Exercise brief
Output each record below exactly, leaving any picture out of the copy.

[Items from an interface collection]
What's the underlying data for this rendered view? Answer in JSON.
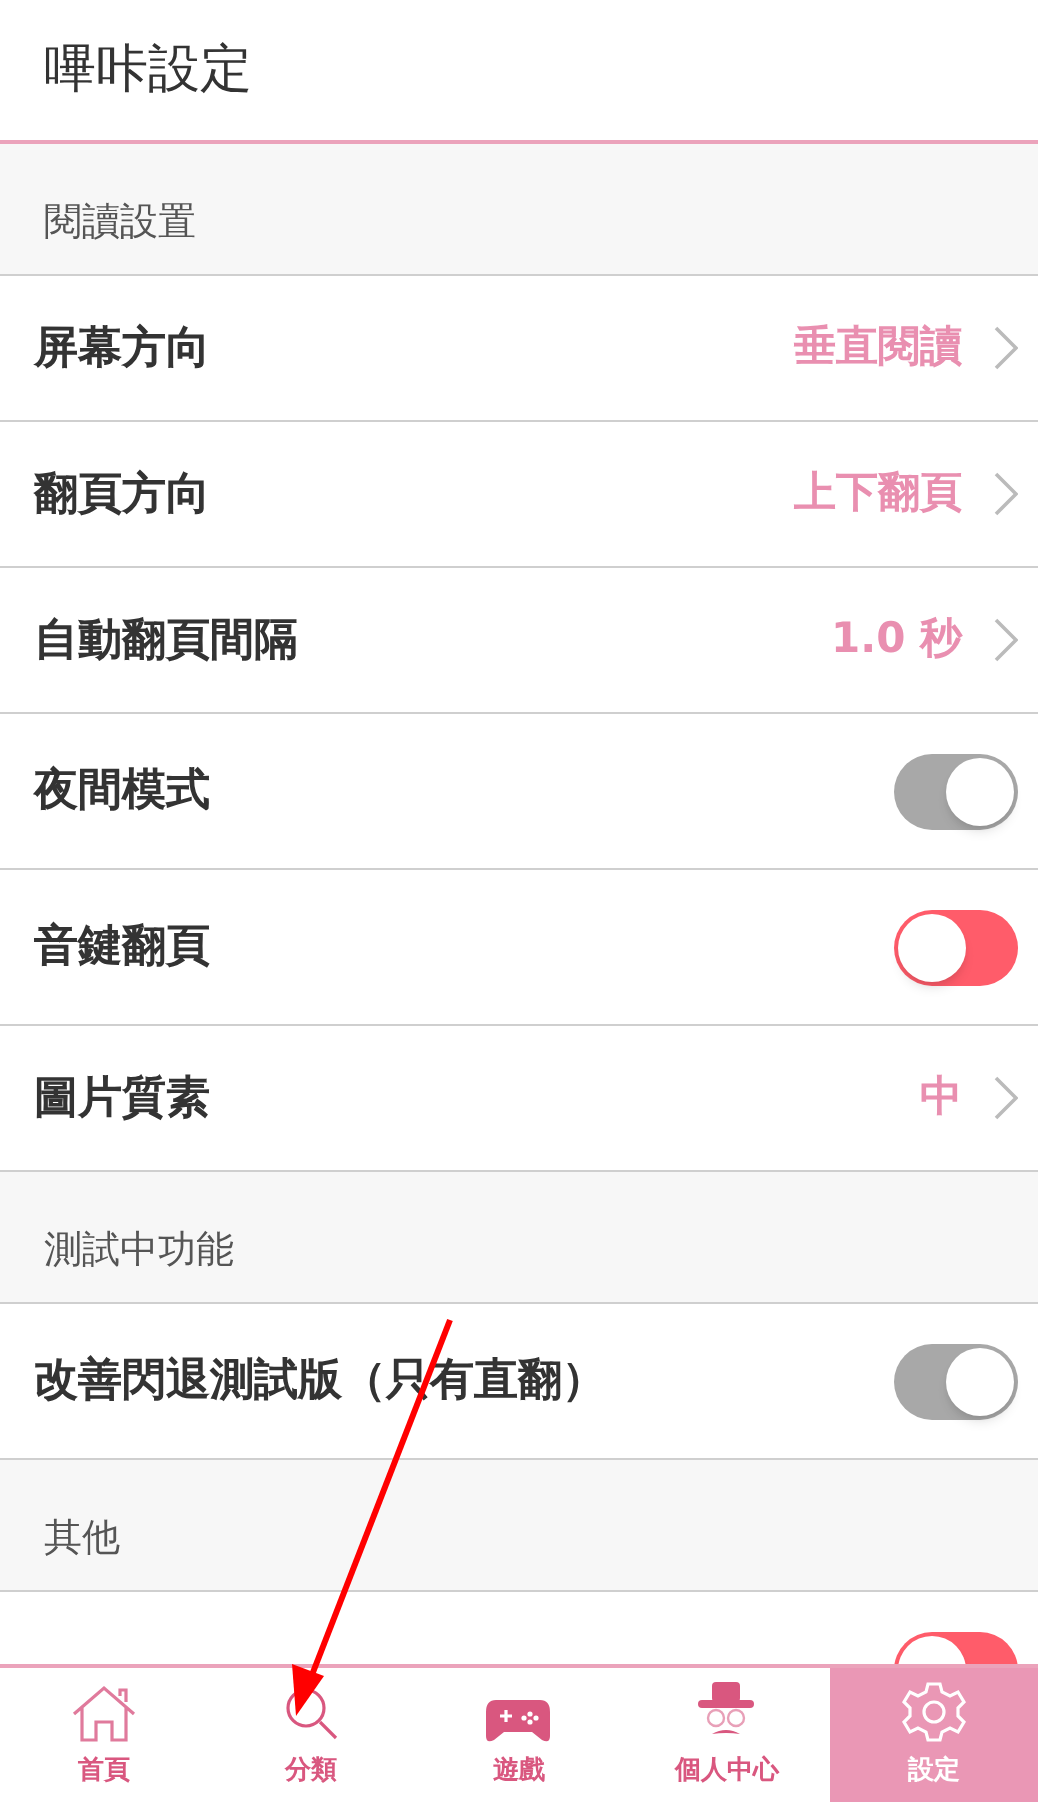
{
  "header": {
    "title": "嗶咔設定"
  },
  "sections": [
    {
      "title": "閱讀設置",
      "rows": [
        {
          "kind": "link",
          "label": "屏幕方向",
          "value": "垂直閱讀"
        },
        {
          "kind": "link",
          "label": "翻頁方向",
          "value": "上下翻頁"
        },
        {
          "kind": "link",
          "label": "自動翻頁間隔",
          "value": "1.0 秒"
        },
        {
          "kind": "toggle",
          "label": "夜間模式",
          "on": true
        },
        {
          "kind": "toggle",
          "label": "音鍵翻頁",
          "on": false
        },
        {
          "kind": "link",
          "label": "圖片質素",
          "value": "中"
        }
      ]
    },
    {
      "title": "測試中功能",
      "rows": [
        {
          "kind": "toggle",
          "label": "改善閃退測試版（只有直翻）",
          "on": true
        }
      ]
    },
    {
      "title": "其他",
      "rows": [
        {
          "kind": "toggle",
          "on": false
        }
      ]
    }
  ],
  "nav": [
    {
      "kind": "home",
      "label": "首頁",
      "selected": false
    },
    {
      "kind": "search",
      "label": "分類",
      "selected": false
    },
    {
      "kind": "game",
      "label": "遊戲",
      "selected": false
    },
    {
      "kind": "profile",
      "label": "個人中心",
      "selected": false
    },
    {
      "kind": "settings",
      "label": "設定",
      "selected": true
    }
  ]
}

Result of the task
What's the underlying data for this rendered view? Answer in JSON.
{
  "header": {
    "title": "嗶咔設定"
  },
  "sections": [
    {
      "title": "閱讀設置",
      "rows": [
        {
          "kind": "link",
          "label": "屏幕方向",
          "value": "垂直閱讀"
        },
        {
          "kind": "link",
          "label": "翻頁方向",
          "value": "上下翻頁"
        },
        {
          "kind": "link",
          "label": "自動翻頁間隔",
          "value": "1.0 秒"
        },
        {
          "kind": "toggle",
          "label": "夜間模式",
          "on": true
        },
        {
          "kind": "toggle",
          "label": "音鍵翻頁",
          "on": false
        },
        {
          "kind": "link",
          "label": "圖片質素",
          "value": "中"
        }
      ]
    },
    {
      "title": "測試中功能",
      "rows": [
        {
          "kind": "toggle",
          "label": "改善閃退測試版（只有直翻）",
          "on": true
        }
      ]
    },
    {
      "title": "其他",
      "rows": [
        {
          "kind": "toggle",
          "on": false
        }
      ]
    }
  ],
  "nav": [
    {
      "kind": "home",
      "label": "首頁",
      "selected": false
    },
    {
      "kind": "search",
      "label": "分類",
      "selected": false
    },
    {
      "kind": "game",
      "label": "遊戲",
      "selected": false
    },
    {
      "kind": "profile",
      "label": "個人中心",
      "selected": false
    },
    {
      "kind": "settings",
      "label": "設定",
      "selected": true
    }
  ]
}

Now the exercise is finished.